Sophia Khan is Not Obliged

by Ayisha Malik

Read time: about 5 minutes

I got this book in my February box from The Biblio Box, and dived right into it as the theme of the book is relevant to life at the moment, and also because the Author is someone we wanted to cover in this month that celebrates women in all their glory and diversity. Read on to know about this very enjoyable book, and if you want to know more about the Author, click here.



The cover is a pleasant blue one with a silhouette of a hijab clad modestly dressed woman, and a man with a scarf around his neck. There are henna designs adorning the edges of the cover with the central space of the cover dedicated to the title. The man and woman represent characters in the book, and the henna possibly denotes the wedding drama that the book partly revolves around. The cover is quirky and gives some insight into what the book has in store for it’s reader.


The book is about Sophia Khan- daughter of immigrant Pakistani parents and a Londoner at heart. Imran is her “potential husband”, and there is Naim who she meets on a matrimonial website. The other characters in the book are Sophia’s sister, her parents, and her very close friends. Conall is her neighbor who is yet another significant part of the book. Oh, did I forget to add the potential suitors and annoying parents? Yes, add those too.


A publicist by profession, Sophia’s engagement with Imran breaks as he refuses to move out of his parent’s home. When life takes one thing, it gives you another- and she lands an opportunity to write a book! The team at her workplace believe that Sophia can pen the woes and agonies of how it is for modern Muslims to date, and the ideal of finding “THE MAN”.

Geared with this challenge, Sophia makes her account on a matrimonial site as she feels its the best way to research for her book! What’s more, she meets men that end up becoming more than mere research matter. She meets Naim, with whom she quickly becomes friends, but are they only friends?She is not alone in the miserable journey of finding a man, as her friends too are undergoing similar woes. With varied dating set ups, disaster dates and some successful ones that lead to marriages, the book takes one through the life of most girls (desi, NRI, working/non-working – no single Indian/Pakistani girl in her 20s and 30s is spared) going through the trauma of “arranged marriages” and its lousy evolution to suit recent times.

While the book wonderfully portrays how a supportive family (though crazy in it’s own way) goes a long way, it goes on to exhibit how strong female friendships (fights, fallouts – all inclusive) are and what keeps them going. It also shows how a brooding, but kind neighbor extends his offer to share his space with his loud desi, a little crazy neighbors and how that is a start of yet another beautiful friendship that overcomes the obstacles of colour and religion.

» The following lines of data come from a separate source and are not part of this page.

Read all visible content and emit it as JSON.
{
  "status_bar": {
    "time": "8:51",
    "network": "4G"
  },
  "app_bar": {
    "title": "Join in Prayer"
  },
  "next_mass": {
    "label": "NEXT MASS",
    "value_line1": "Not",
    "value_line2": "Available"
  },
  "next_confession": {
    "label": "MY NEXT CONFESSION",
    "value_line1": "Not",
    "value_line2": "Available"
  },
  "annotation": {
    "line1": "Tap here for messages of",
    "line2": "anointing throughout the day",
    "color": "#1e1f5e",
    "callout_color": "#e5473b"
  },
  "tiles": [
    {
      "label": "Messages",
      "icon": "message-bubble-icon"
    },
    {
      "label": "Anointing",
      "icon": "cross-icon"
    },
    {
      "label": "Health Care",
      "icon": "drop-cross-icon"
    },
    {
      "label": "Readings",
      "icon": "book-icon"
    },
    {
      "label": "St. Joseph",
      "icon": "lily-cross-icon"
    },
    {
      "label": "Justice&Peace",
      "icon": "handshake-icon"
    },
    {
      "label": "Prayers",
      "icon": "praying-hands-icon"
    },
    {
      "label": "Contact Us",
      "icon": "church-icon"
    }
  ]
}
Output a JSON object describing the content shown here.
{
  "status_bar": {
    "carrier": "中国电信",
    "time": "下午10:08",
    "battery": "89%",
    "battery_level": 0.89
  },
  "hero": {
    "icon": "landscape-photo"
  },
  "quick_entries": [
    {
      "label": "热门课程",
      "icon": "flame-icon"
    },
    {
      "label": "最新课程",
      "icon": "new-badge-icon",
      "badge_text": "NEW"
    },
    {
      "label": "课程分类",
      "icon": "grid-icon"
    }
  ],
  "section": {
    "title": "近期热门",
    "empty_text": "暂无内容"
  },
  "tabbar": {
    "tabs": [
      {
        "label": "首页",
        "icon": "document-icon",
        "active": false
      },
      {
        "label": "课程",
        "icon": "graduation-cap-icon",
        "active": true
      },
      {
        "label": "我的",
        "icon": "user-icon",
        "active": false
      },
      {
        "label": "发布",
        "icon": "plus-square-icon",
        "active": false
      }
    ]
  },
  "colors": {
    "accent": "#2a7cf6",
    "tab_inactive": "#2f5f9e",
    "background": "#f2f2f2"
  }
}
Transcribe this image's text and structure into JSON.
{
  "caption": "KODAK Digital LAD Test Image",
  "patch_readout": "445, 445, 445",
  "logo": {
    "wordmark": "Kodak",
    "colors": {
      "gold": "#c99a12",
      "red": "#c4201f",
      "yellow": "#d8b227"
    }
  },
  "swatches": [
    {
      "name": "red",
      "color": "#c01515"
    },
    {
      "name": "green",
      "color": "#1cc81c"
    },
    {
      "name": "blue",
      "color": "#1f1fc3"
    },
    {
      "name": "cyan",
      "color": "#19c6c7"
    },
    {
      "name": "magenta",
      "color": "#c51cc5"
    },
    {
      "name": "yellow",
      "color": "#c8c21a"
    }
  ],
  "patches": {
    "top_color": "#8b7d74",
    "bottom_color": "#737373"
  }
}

The language is simple and easy to attune oneself to. Sprinkled with Hindi and Punjabi, and the local London slang, the book is of a good 400 odd pages, but the funny narration, sarcasm and very real and relatable life lessons and experiences make it a light and breezy read.

Good Points

The narration is a fine display of how the Author has written right from her heart. It is not pretentious in it’s approach, the characters are not glorified and the plot shows how our system is so full of loopholes – but does so in a humorous way. Sophia is very adorable, with her strength, flaws, hijab and all. It is a beautiful portrayal of a woman, who understands her shortcoming, is a passionate believer in her ideologies, and one who though hurt by love- still hopes for it (though she has sworn off men!).

Another thing that is very appealing about the book are the varied bonds, and their growth throughout the book. From the bond of parents, couples, friends, lovers and even neighbors – the book is a sweet display of the mayhem of these relationships while highlighting the love that holds them together.

Bad Points

It will time and again make you feel like you are in the middle of a desi drama, because it seems our protagonist’s life is anything but mundane!


I loved this book! With all its wit, sentiments and drama – this became my best friend as I too like thousands of 20 something desi girl’s is simmering in the pressure of taking the plunge!

Who do I recommend it to?

If you are distressed by life and all it’s drama (read: drama related to being engaged/getting married), pick up this fun book. You are sure to find a companion in Sophia, for as they say – our troubles unite us as nothing else can!

If you have always wondered how “Muslim dating”, or “arranged marriages” happen (wow, you are not subjected to it ?? Unfair world), take this ride with Sophia!

Quotable Quotes

Perhaps this is God’s way of saying ,here, you might not have a man, but have a book instead. I was, after-all, looking for something meaningful.

You know those people who say ‘Go with the flow?’ They’re idiots. Question everything and , more often than not, you’ll stumble across an answer.

‘Men are never the ones to make the sacrifices’. Seems like all the goats in the world are female.

If you want to keep your sanity, learn how to drown out the voice of your family.

Maybe you will be scared for ever’. ‘Lekin never show him .When people know you are scared, they make it your weakness.

Gazala Amreen

Logophile, bibliophile, writer, designer, high on wanderlust and all things pretty.

Bangalore, KA